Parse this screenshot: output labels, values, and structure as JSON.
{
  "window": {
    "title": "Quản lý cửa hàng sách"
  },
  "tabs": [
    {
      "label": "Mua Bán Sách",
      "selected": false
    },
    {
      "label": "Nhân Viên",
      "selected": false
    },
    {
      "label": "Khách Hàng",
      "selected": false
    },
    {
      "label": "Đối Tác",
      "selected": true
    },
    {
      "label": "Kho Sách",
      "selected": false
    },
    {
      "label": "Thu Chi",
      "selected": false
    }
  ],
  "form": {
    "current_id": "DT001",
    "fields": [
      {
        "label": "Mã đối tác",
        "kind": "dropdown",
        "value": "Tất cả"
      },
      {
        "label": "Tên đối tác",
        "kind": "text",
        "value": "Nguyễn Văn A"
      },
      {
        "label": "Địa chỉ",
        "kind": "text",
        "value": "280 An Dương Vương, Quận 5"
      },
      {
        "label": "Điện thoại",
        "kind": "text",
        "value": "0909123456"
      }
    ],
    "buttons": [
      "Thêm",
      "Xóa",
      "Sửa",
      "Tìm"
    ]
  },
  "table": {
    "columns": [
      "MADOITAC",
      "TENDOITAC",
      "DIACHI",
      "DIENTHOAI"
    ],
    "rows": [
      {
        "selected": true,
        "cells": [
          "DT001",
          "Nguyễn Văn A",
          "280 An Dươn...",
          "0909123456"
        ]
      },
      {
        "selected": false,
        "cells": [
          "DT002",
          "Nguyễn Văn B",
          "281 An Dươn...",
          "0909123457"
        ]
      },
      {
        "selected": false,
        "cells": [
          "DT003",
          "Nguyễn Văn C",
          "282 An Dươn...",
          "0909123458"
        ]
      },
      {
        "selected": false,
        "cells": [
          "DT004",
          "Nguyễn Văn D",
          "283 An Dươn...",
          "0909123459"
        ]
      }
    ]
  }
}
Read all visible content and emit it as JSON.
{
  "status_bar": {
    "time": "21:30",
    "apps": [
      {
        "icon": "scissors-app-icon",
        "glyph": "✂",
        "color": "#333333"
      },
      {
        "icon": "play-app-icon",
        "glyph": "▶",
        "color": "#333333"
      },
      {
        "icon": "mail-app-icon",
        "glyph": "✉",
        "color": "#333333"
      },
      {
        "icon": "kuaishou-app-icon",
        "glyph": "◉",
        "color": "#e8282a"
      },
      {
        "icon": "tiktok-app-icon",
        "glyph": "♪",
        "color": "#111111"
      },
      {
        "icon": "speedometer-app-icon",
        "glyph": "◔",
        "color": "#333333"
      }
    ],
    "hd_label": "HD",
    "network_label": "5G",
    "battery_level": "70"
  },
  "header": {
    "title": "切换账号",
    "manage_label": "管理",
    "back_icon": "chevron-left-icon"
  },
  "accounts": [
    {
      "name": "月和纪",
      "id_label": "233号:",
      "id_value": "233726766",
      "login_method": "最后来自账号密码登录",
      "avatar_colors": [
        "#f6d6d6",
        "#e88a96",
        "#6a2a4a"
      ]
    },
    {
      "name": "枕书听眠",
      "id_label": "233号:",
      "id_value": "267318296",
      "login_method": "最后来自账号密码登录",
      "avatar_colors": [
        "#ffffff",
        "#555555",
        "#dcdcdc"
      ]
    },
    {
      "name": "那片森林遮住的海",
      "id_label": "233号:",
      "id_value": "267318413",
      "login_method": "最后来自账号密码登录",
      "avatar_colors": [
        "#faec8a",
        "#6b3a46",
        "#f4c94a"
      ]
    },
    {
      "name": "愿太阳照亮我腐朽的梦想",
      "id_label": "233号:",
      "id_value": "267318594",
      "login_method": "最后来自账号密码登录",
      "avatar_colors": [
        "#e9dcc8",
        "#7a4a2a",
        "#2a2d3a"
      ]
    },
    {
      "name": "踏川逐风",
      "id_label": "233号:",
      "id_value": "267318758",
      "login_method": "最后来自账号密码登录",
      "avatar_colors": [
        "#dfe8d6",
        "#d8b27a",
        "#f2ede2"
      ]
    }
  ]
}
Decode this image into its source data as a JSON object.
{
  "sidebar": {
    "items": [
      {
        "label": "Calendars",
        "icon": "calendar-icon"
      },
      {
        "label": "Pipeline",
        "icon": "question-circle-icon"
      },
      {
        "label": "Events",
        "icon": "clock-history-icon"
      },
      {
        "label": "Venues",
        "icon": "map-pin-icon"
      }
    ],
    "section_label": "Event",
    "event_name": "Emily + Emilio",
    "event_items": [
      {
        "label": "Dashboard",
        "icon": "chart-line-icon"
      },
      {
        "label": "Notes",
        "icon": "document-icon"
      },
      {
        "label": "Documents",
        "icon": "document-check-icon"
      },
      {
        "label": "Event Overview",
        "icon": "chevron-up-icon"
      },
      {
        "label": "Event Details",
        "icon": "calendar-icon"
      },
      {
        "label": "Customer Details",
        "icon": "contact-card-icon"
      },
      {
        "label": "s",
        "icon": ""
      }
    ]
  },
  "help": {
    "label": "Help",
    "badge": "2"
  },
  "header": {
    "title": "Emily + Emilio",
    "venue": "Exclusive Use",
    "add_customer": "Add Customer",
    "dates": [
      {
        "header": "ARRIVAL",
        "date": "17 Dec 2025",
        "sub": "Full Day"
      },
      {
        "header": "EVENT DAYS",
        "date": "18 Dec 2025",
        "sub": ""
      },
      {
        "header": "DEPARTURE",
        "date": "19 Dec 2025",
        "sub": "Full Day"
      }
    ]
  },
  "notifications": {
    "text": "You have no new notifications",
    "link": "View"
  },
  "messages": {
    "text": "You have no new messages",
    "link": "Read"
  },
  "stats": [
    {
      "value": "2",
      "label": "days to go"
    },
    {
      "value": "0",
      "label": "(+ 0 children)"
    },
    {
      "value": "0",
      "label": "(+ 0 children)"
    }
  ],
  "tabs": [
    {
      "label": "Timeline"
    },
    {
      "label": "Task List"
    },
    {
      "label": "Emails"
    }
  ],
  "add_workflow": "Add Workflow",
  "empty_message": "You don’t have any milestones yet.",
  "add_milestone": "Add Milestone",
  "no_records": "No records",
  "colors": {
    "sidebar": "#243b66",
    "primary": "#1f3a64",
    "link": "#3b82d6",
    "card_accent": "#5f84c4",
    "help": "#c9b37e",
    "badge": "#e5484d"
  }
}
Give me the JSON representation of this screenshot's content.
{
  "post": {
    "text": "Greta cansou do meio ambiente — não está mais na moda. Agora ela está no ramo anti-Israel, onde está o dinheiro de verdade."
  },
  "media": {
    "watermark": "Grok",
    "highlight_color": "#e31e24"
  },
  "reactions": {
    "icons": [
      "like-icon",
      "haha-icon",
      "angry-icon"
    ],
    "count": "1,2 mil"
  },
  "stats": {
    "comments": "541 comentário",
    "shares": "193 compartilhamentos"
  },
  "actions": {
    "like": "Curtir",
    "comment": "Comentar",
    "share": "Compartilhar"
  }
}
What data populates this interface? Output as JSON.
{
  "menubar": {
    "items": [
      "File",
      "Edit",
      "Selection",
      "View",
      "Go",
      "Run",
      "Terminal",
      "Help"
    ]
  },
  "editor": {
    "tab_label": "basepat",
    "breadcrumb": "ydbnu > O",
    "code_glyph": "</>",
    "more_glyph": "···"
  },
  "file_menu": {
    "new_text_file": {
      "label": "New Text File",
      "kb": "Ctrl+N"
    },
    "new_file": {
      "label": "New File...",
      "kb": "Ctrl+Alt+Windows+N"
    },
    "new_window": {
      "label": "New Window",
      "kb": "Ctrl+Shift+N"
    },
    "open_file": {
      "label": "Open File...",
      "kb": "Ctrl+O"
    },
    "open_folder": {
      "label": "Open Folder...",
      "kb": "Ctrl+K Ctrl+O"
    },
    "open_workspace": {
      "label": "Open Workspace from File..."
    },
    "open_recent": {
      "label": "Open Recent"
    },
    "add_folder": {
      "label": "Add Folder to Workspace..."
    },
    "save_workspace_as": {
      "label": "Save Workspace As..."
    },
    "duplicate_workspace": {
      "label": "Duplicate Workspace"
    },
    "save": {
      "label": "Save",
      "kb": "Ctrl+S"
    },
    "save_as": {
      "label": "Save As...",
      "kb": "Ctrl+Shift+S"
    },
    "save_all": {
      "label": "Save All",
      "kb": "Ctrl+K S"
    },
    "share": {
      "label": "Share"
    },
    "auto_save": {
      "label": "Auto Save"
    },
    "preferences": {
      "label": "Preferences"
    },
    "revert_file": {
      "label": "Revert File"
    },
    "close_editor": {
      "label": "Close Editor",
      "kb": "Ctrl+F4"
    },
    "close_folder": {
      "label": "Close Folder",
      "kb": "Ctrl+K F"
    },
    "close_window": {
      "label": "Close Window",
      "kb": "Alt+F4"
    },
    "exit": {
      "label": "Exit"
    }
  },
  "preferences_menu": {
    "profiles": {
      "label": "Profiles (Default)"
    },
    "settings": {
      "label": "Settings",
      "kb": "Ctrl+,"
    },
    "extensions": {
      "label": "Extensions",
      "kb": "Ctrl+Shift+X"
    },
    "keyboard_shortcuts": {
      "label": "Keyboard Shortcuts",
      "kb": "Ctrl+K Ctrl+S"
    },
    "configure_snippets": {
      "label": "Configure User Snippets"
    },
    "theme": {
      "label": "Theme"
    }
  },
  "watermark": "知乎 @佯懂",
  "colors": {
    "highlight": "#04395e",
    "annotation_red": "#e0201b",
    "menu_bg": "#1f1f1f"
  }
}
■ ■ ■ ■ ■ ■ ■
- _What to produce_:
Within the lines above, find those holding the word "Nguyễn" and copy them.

- _Task response_:
        "value": "Nguyễn Văn A"
          "Nguyễn Văn A",
          "Nguyễn Văn B",
          "Nguyễn Văn C",
          "Nguyễn Văn D",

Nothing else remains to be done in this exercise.